**Given records:**
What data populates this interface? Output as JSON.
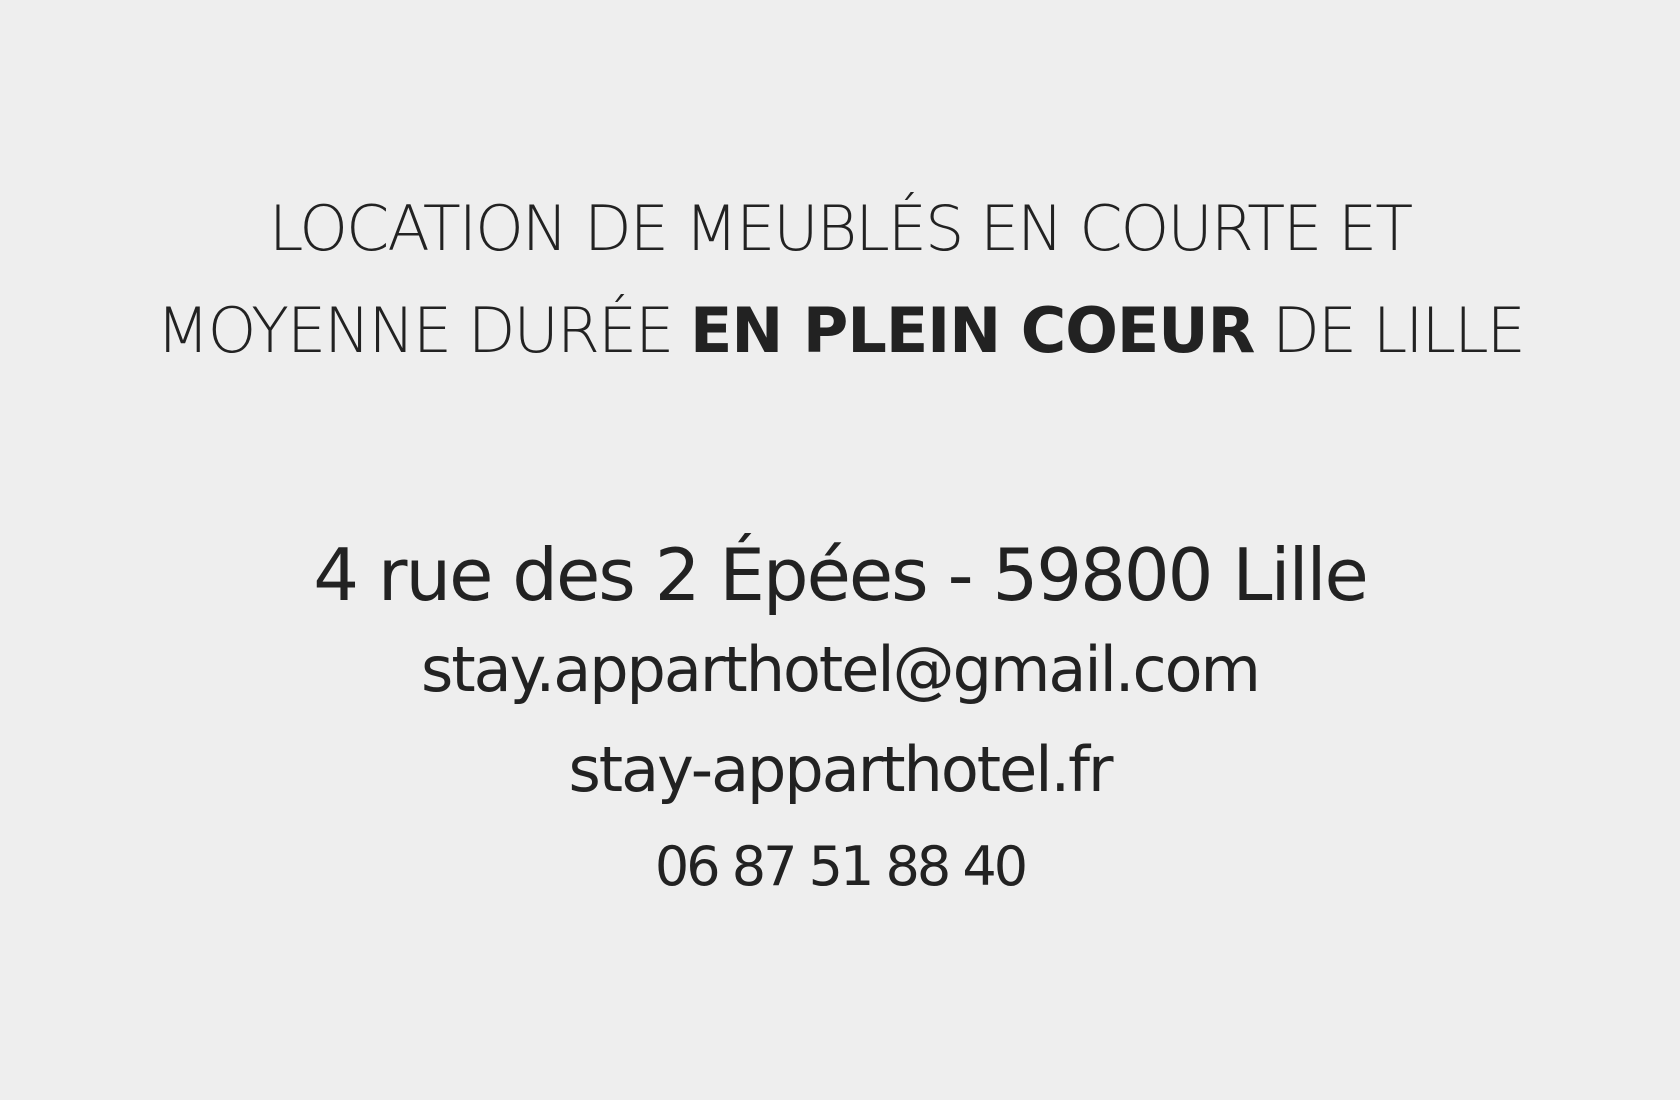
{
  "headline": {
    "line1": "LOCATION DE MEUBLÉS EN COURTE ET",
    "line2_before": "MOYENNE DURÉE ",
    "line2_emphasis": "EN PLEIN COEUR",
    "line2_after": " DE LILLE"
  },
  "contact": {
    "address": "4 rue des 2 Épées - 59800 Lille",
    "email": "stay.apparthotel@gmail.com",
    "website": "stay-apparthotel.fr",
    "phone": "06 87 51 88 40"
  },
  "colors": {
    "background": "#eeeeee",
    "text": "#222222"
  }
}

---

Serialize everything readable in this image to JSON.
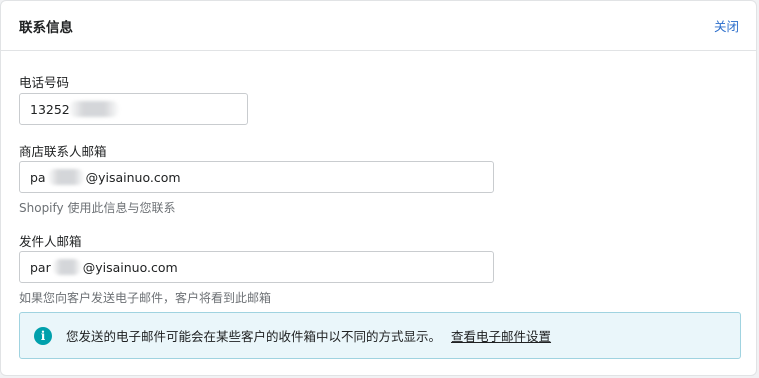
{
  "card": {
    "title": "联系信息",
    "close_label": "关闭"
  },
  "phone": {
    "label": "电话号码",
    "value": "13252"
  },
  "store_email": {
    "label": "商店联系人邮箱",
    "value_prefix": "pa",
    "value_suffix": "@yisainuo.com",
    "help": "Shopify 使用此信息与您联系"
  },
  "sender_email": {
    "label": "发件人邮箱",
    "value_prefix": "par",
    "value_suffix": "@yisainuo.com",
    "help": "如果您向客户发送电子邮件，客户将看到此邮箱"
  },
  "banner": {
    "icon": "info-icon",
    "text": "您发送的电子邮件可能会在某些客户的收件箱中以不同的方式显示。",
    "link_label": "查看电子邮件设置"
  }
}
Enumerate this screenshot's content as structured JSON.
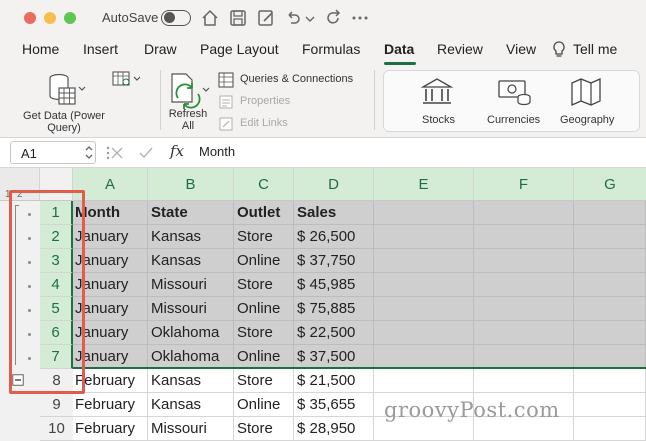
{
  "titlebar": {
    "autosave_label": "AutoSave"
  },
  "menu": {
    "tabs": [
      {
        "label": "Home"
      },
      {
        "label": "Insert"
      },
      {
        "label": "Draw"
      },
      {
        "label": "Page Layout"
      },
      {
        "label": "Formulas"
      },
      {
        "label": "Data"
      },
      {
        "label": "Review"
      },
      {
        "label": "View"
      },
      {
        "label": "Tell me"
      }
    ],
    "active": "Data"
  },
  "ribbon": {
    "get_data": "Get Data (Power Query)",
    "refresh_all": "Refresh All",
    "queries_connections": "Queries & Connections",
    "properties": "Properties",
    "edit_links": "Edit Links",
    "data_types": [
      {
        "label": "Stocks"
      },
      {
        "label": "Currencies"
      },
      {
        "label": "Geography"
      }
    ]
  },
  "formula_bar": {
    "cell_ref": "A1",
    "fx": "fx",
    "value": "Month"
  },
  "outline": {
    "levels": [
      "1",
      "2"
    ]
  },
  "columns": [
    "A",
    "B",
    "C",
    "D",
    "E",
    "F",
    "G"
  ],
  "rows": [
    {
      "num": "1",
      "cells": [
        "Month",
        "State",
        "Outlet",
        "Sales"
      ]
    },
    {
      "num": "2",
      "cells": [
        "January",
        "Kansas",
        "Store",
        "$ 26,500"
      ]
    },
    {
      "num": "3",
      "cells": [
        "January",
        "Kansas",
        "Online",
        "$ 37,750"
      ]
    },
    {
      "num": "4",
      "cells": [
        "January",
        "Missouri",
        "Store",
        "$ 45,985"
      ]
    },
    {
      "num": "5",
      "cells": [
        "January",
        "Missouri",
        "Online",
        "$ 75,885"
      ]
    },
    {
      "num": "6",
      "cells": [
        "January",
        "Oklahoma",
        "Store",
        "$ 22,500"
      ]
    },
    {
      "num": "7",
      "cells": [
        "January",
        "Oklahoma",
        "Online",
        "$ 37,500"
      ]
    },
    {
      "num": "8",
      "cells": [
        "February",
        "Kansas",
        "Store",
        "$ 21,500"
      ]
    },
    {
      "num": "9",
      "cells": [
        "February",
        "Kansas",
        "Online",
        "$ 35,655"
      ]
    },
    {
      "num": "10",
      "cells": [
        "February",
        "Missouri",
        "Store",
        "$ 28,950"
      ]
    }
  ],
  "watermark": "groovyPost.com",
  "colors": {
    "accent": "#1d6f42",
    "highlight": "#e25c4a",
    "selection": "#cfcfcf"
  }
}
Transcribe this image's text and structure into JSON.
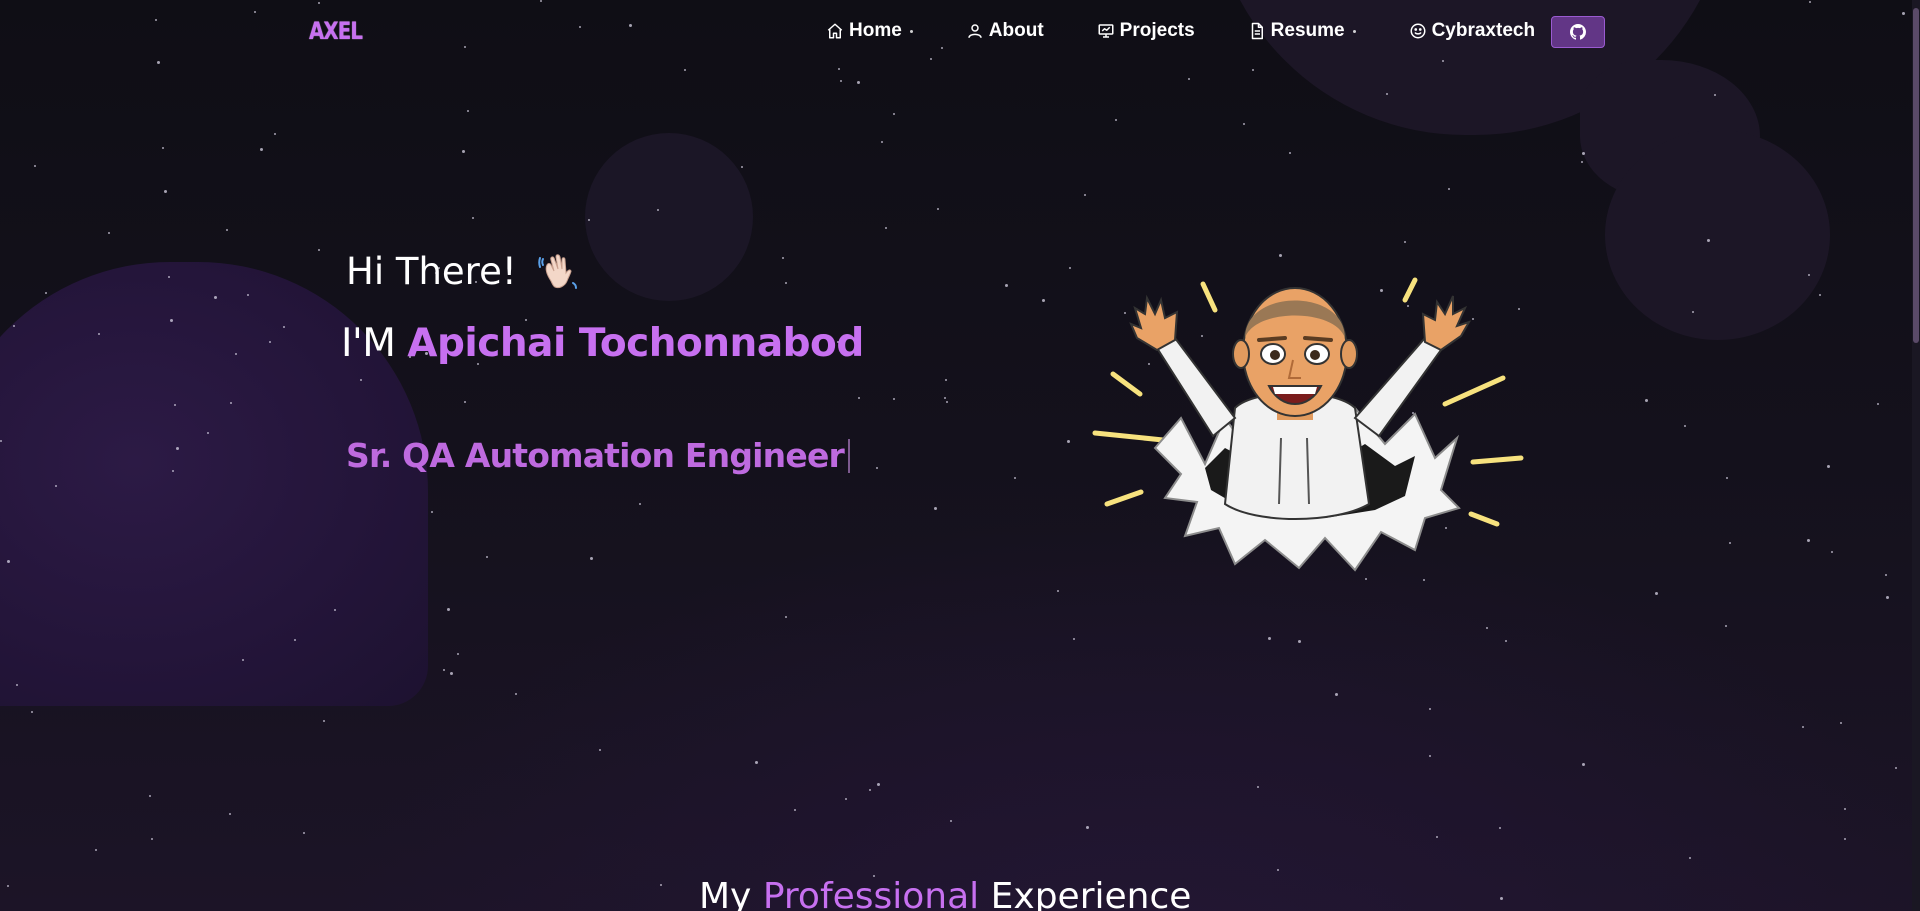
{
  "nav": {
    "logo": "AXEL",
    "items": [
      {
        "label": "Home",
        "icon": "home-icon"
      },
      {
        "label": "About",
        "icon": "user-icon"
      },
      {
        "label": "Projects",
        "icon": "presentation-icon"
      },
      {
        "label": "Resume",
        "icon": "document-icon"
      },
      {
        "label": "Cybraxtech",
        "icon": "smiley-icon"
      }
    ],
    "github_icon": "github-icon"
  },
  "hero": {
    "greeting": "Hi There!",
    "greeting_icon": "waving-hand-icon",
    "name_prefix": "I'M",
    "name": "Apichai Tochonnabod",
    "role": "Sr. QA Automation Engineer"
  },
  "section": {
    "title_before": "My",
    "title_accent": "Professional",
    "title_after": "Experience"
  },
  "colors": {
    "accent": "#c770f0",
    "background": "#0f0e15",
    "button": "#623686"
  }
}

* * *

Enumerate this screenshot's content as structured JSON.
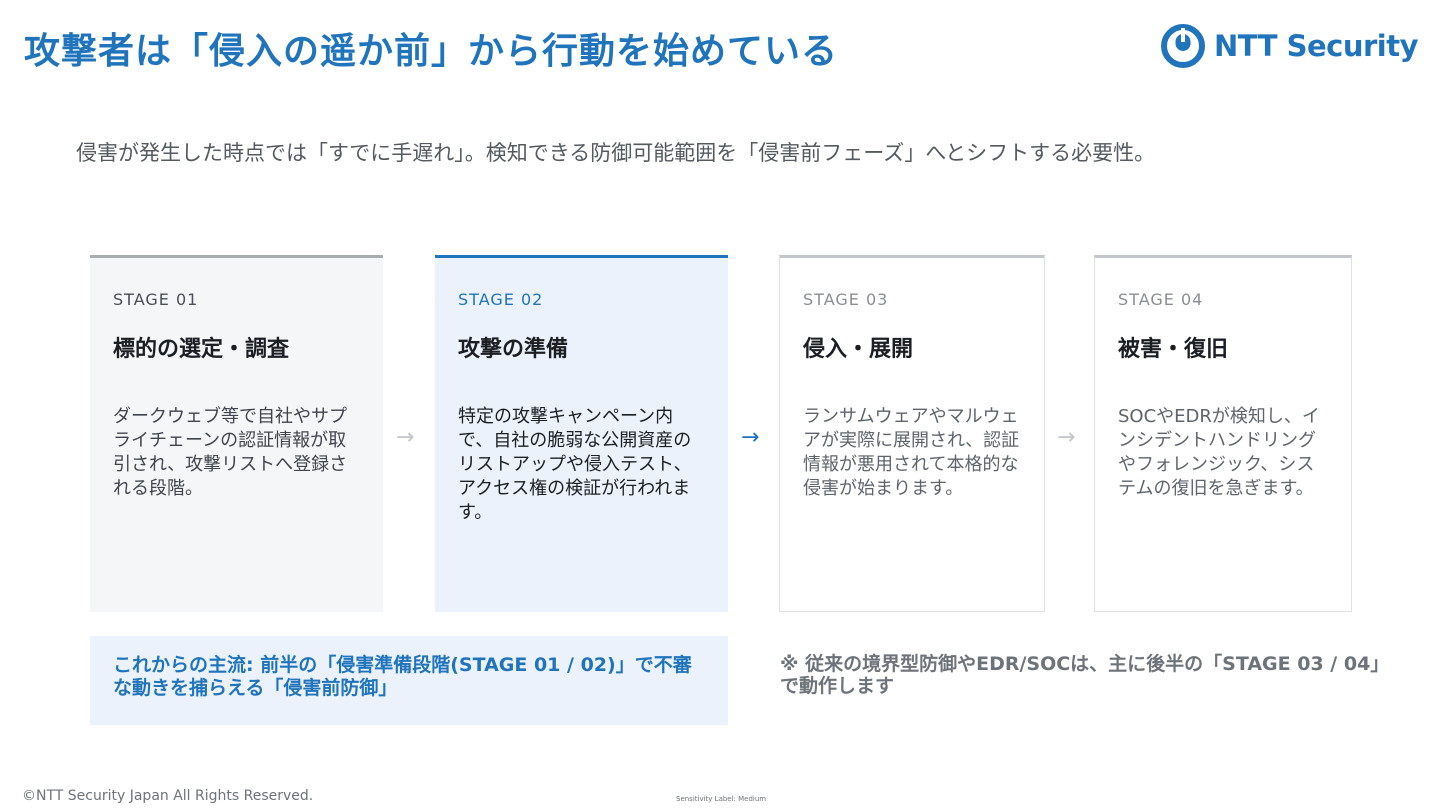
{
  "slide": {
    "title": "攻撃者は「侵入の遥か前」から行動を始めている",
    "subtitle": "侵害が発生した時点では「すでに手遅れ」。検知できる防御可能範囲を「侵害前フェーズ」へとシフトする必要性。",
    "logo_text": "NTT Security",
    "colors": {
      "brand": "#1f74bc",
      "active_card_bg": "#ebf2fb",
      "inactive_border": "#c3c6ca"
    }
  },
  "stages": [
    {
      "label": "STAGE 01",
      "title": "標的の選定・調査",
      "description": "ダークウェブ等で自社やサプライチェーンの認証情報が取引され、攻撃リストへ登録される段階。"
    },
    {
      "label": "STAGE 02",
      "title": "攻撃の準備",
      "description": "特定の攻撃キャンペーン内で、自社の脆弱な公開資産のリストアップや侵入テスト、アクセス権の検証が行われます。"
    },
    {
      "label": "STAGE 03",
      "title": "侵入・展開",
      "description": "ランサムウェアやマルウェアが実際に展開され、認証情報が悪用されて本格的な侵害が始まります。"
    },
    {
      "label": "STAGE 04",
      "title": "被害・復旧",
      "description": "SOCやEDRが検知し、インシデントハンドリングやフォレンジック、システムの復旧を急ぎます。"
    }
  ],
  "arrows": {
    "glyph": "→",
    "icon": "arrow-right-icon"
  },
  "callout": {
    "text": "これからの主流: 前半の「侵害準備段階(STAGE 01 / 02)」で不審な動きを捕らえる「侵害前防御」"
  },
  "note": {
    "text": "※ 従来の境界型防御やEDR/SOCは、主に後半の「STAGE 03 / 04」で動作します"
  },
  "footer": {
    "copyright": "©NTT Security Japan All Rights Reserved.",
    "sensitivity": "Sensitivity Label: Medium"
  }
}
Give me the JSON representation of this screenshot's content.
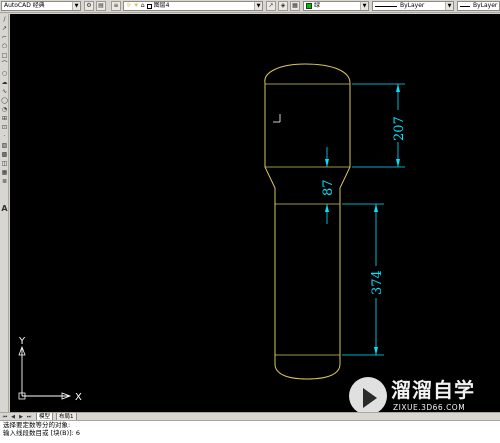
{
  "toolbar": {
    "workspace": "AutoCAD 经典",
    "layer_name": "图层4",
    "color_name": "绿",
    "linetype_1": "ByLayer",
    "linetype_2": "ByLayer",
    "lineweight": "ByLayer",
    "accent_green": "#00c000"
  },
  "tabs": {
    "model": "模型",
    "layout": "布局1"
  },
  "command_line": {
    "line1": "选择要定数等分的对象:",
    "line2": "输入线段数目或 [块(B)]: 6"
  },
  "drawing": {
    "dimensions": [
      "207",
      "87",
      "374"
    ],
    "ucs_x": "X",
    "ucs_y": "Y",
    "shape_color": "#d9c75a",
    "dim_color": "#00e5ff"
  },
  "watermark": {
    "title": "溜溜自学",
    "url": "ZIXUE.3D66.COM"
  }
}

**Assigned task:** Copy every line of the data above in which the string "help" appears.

**Reply to the exercise:**
    "help": "Shopify 使用此信息与您联系"
    "help": "如果您向客户发送电子邮件，客户将看到此邮箱"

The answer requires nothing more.